▸ DATA PROVIDED:

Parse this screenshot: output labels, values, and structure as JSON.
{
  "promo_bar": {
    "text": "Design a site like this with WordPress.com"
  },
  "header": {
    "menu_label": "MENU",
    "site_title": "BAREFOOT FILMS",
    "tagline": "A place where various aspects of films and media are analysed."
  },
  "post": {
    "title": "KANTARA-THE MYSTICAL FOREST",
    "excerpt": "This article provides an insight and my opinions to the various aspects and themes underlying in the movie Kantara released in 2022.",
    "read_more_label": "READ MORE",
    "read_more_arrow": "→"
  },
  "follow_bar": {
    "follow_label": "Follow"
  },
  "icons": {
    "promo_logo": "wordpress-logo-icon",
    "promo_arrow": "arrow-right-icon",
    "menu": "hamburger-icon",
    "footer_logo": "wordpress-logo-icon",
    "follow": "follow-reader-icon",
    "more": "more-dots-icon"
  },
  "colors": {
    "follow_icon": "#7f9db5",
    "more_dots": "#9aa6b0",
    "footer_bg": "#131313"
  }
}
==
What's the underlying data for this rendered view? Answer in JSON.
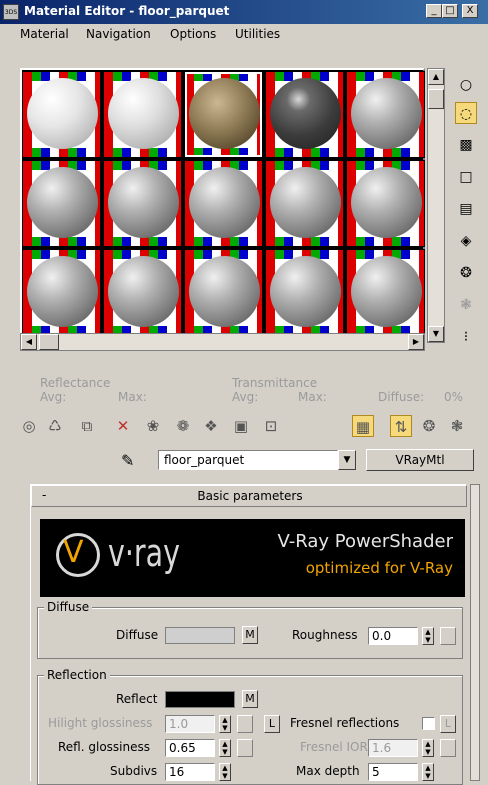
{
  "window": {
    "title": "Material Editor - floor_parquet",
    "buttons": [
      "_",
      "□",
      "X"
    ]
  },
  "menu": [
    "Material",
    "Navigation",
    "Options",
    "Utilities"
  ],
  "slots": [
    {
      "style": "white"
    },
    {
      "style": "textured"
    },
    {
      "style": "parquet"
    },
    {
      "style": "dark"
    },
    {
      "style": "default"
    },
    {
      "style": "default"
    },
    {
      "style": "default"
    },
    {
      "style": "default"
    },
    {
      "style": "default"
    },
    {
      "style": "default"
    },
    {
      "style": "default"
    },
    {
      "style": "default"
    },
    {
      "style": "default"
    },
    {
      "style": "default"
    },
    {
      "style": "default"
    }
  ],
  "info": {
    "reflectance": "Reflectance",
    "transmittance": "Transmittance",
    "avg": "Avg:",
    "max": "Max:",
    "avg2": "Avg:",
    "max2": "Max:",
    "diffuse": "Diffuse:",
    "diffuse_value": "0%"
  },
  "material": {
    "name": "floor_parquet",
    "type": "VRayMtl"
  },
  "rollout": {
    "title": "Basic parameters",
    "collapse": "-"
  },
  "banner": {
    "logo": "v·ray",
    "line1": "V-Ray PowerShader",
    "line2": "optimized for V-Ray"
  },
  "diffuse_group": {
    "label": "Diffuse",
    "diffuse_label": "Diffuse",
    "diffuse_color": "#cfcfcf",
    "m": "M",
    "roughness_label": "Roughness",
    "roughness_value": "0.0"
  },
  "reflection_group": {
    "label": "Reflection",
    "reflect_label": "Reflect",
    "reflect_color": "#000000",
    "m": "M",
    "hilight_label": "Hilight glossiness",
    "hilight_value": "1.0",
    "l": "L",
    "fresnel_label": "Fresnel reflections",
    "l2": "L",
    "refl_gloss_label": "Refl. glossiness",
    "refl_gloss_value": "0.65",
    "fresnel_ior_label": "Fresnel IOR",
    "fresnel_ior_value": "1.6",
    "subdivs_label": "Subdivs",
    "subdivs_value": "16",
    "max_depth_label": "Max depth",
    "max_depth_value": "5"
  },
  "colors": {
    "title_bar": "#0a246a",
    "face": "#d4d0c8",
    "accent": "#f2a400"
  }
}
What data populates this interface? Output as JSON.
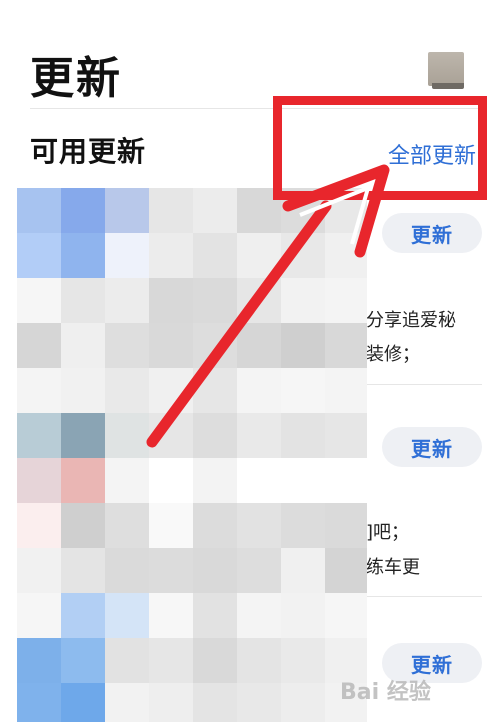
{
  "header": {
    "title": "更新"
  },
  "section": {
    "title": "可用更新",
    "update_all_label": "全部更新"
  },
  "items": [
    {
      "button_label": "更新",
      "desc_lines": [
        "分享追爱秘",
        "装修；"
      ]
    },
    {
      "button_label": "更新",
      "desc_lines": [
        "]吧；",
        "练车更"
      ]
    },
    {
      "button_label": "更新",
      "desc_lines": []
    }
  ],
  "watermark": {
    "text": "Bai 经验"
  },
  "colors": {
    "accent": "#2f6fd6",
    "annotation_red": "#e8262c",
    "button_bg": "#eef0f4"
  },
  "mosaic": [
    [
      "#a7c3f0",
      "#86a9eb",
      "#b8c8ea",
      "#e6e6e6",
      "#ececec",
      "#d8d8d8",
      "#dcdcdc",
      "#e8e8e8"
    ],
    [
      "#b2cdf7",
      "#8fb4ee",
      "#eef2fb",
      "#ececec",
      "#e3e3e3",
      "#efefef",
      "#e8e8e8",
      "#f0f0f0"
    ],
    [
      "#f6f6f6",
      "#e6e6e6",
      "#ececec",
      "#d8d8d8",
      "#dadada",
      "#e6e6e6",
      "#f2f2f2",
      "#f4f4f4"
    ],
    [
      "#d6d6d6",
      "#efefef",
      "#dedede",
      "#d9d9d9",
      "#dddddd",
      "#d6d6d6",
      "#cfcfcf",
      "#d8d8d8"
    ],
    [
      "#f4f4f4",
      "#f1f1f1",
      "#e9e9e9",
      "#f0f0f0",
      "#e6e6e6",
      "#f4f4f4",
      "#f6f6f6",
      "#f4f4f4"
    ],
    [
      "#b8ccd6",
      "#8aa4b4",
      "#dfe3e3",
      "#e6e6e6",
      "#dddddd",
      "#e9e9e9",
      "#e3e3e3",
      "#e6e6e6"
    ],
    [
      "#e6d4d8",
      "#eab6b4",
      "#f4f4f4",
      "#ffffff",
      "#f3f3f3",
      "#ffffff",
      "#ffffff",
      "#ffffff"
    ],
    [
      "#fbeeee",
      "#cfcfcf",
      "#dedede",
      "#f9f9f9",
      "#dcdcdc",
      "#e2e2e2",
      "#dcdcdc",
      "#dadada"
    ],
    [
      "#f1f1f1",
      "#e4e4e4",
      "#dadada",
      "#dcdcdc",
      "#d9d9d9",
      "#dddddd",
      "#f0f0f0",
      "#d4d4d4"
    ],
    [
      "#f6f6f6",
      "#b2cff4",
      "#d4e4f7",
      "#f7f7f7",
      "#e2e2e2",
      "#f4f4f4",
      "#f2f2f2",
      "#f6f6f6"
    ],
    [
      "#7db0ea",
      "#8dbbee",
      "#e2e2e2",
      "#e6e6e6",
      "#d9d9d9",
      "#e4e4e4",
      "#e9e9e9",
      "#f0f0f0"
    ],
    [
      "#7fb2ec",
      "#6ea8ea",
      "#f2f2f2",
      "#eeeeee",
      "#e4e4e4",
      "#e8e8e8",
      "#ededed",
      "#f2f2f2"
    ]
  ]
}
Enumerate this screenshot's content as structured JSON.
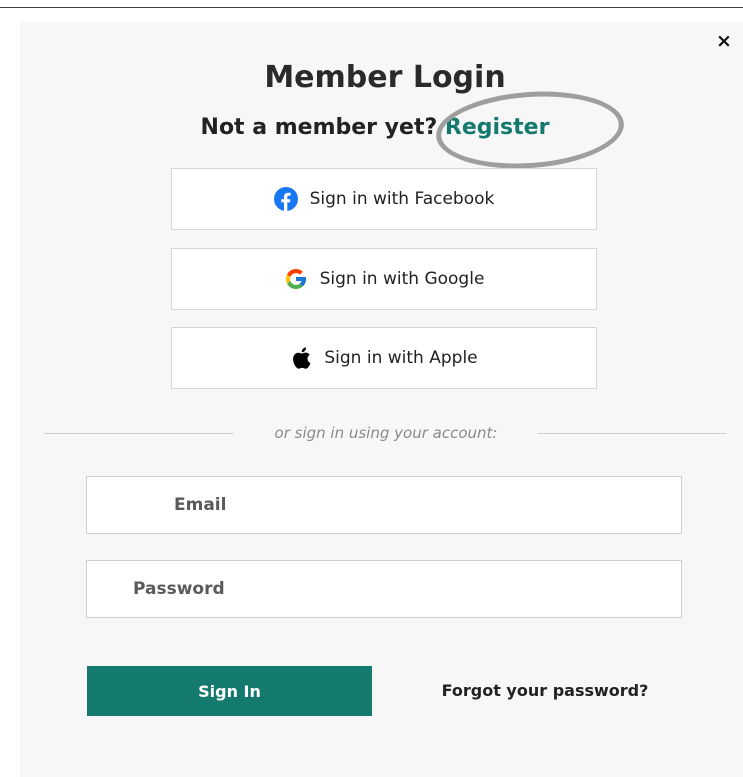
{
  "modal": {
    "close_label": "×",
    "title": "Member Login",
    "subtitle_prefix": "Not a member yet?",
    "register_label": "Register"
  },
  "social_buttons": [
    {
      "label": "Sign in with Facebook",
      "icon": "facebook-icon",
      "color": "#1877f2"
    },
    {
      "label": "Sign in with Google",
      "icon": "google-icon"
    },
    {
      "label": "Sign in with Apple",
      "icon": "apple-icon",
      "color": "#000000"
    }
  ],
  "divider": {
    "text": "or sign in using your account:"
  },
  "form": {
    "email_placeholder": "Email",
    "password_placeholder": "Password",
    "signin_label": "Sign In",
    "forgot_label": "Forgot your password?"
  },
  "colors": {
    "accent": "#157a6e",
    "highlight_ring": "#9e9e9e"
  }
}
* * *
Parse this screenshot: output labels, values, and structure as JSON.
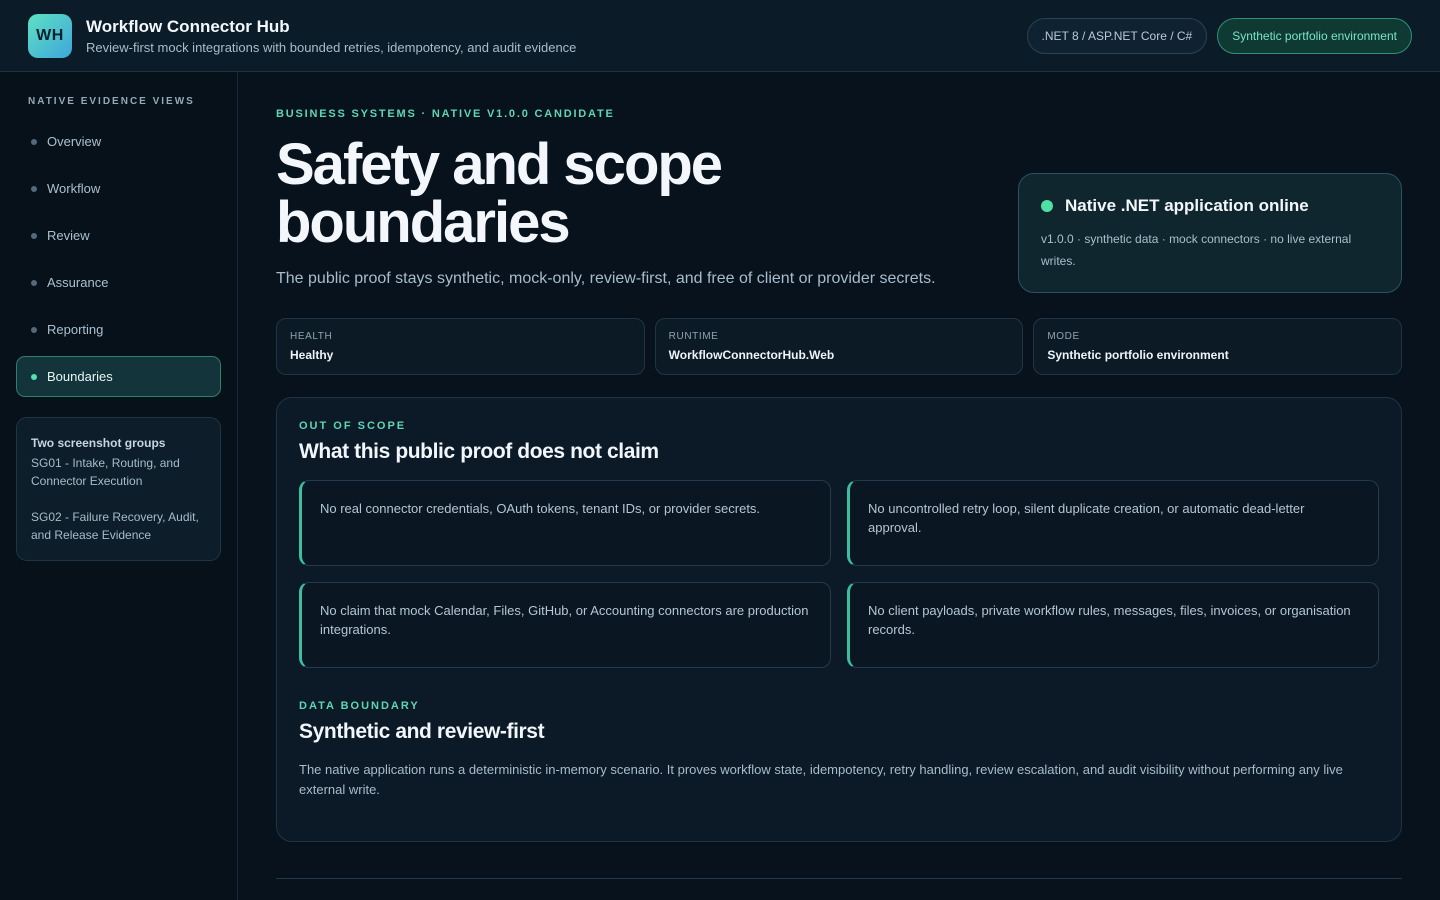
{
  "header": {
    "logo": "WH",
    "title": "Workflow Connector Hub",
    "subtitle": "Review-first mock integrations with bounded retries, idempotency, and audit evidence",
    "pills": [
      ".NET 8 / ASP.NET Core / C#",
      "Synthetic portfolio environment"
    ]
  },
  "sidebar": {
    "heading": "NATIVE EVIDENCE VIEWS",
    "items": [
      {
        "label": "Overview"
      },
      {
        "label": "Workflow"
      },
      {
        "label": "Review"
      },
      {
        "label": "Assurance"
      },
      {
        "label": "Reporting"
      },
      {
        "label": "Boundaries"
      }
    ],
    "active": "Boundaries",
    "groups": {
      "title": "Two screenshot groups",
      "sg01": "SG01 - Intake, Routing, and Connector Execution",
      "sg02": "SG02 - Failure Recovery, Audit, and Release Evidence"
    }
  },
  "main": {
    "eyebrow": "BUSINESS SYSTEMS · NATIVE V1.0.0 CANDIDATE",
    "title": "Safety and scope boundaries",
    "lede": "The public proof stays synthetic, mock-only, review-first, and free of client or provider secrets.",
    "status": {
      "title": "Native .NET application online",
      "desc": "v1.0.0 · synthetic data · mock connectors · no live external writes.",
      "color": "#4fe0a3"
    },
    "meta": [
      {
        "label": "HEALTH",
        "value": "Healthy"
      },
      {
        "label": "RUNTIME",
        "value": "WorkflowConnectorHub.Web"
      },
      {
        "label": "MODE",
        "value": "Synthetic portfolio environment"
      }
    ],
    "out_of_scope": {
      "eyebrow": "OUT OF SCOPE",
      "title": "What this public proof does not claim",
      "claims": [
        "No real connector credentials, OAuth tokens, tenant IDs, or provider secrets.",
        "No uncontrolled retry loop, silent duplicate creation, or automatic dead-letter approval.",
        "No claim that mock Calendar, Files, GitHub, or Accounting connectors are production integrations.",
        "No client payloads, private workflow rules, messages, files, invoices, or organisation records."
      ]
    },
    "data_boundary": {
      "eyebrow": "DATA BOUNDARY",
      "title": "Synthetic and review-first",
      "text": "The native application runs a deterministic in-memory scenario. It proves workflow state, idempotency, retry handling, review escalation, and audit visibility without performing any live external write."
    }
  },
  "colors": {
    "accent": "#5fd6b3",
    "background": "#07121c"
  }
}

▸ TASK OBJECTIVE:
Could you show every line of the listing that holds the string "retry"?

▸ WRITTEN REPLY:
        "No uncontrolled retry loop, silent duplicate creation, or automatic dead-letter approval.",
      "text": "The native application runs a deterministic in-memory scenario. It proves workflow state, idempotency, retry handling, review escalation, and audit visibility without performing any live external write."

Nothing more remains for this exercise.